It was great to see that the Ontario Soccer Association, in conjunction with the Canadian Soccer Association, hosted a major FIFA Grassroots coaching course last week.
The 4-day program attracted some of the province’s most qualified coaches to participate in a program that is sure to benefit soccer-playing youngsters in the years ahead.
Ontario is in the process of implementing Long-Term Player Development, a philosophy that aims to place individual skill development at the forefront of the how coaches approach their job.
For years, the emphasis has been, at the younger ages, on winning games. This creates a thought process—and ultimately a youth soccer culture—whereby coaches look to recruit the biggest, oldest and fastest players at these early ages, so their ‘rep’ teams can “win” their local league and advance in the so-called pyramid of play to the best leagues.
However, that approach has often resulted in misplaced priorities as well as missing ‘late-bloomers’ and discouraging a majority of players from staying in the sport. These are often youngsters who were attracted to the sport in the first place but have been relegated to the sidelines because they weren’t quite big or fast enough to compete the way their coaches wanted them to when they were 9, 10 and 11 years of ages.
By the age of 13 or thereabouts, they are gone from the game.
The LTPD vision, while surely not perfect, at least aims to create a different attitude to coaching at the early ages, and a more thoughtful approach when it comes to how we develop young players.
Some kids are “stars” at the early ages, relying on being bigger and faster than their less physically developed peers. However, they often flatten out later in their “career” because they did not get the coaching required to help them work on their actual skills. Instead, those coaches played a kick and chase game that led to victories—but not better, more skilled young players.
At the same time, many players develop later, but by the time they do, the “system” has essentially cast them aside when it comes to consideration for provincial play, etc..

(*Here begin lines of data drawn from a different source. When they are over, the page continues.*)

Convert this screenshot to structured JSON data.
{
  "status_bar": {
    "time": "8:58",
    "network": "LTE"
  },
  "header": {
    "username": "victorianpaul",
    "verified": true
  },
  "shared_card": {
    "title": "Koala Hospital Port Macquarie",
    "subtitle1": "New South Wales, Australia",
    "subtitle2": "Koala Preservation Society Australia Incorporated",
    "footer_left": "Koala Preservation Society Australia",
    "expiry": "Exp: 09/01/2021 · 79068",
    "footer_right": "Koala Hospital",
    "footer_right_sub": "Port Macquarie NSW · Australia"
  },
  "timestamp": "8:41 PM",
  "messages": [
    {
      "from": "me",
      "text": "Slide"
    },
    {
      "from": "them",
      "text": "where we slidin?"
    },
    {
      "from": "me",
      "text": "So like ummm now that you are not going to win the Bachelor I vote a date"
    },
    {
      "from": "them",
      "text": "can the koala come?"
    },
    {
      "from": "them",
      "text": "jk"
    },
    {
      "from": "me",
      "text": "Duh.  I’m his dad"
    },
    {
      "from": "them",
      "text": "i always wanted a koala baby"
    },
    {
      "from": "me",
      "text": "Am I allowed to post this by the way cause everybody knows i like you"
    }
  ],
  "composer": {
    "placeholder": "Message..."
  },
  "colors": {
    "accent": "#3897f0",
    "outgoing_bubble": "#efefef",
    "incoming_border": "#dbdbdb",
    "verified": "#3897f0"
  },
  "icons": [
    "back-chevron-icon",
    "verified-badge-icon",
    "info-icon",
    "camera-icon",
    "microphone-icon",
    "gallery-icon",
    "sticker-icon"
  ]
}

LTPD, hopefully, will change attitudes, and encourage coaches to work to help all youngsters develop their skills and stay in love with the game. This FIFA conference is another step in the right direction.